If osteoporosis is linked with vitamin A (Vit A) A consumption, millions of people could be affected. A MEDLINE search was performed with keywords retinol, beta-carotene, and osteoporosis. Of 20 clinical studies, 3 were randomized controlled trials (RCTs), 14 were observational studies, and 3 were case reports. Most (8) observational studies were cross-sectional. Oral retinoyl palmitate (RP) in high doses induces fractures and radiographic osteoporosis in animals. Retinol intake from diet or supplements is negatively associated with lumbar, femoral neck, and trochanter bone mineral density (BMD). There is a graded increase in relative risk of hip fracture with increasing retinol intake, attributable primarily to retinol (either from diet or supplements) but not beta-carotene intake. Higher serum retinol levels are associated with higher risk of any fracture and with higher risk of hip fracture, whereas there is no evidence of harm associated with beta-carotene intake. The few RCTs involve serum markers of bone metabolism, not bone density or fracture outcomes. Observational studies are generally consistent in finding harm from either dietary or supplemental retinol intake on BMD and hip fracture risk. Total Vit A intake is more important than source in determining harm. Adverse effects may occur at a level of retinol intake that is only about twice the current recommendation for adult females.

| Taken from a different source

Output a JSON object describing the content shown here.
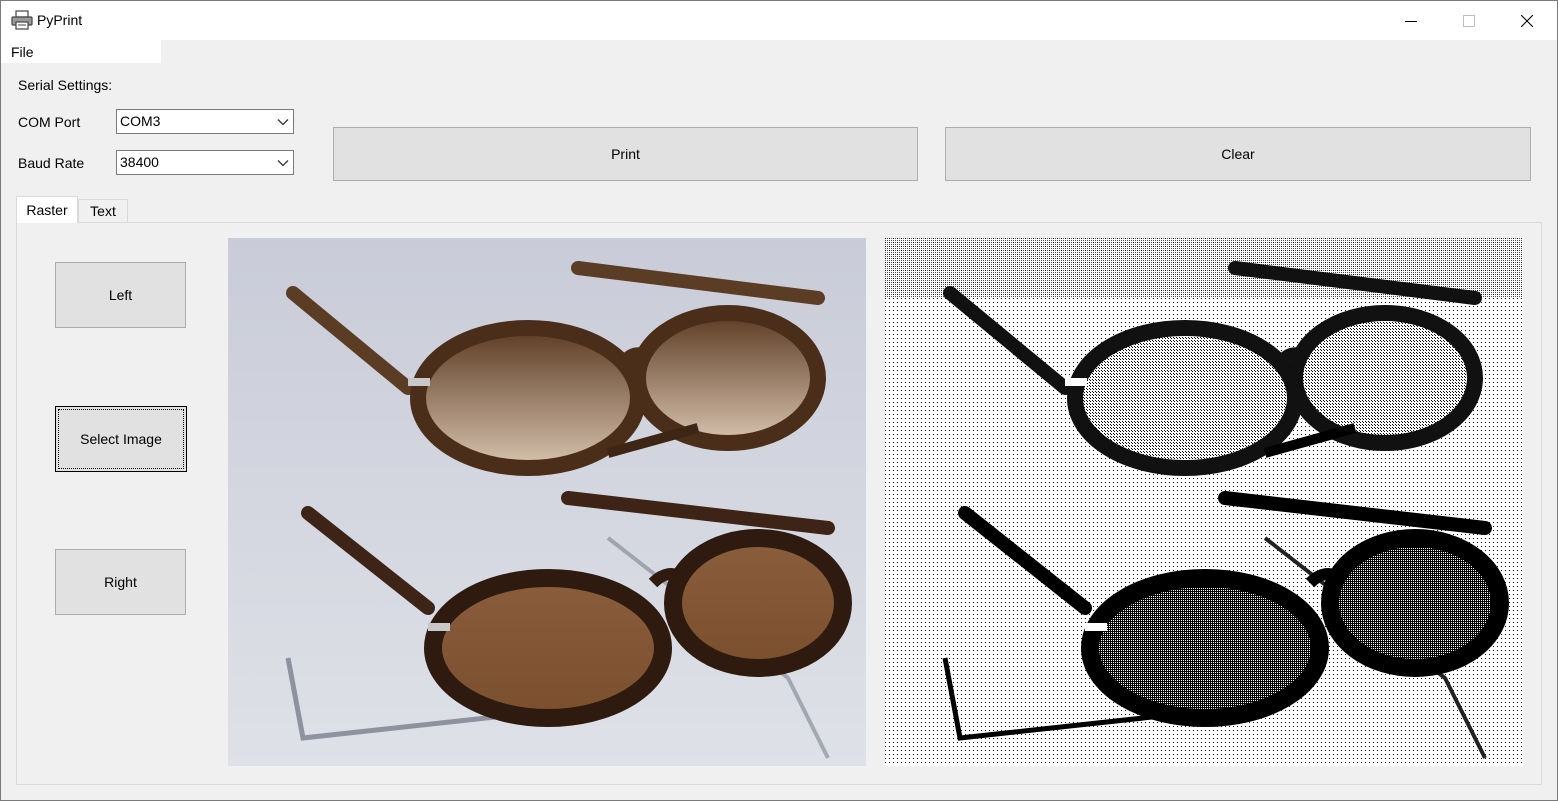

It is not yet possible to set a specific level of retinol intake above which bone health is compromised. Pending further investigation, Vit A supplements should not be used with the express goal of improving bone health.
J Womens Health (Larchmt) Oct 2004

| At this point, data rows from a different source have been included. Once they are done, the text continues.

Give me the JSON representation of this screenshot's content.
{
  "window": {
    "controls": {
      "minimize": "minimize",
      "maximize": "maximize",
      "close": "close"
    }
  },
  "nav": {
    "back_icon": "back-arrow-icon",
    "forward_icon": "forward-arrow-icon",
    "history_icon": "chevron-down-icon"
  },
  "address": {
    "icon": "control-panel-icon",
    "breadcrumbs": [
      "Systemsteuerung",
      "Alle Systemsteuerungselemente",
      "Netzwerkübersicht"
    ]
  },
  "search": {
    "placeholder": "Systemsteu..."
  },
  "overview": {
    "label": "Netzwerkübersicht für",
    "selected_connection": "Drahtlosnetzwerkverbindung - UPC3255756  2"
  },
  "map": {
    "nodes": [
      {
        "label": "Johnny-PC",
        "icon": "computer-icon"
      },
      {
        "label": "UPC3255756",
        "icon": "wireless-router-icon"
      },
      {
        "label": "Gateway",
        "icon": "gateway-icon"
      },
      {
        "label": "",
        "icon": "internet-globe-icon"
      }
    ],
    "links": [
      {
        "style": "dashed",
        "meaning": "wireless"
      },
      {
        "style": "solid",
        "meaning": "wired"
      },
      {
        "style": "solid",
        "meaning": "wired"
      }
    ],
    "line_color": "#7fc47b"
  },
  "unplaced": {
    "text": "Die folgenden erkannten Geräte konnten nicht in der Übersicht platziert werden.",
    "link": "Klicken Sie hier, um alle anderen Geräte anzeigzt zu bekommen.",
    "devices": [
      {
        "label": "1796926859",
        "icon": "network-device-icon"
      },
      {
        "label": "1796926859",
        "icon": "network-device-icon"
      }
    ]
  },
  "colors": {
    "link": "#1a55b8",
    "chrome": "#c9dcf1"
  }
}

The recommended dietary allowance (RDA) for Vitamin as preformed Vitamin A (Retinol Activity Equivalents) is 700 mcg (or 2,333 IU). This article suggests that twice that, or 4666 IU, increases fracture risk.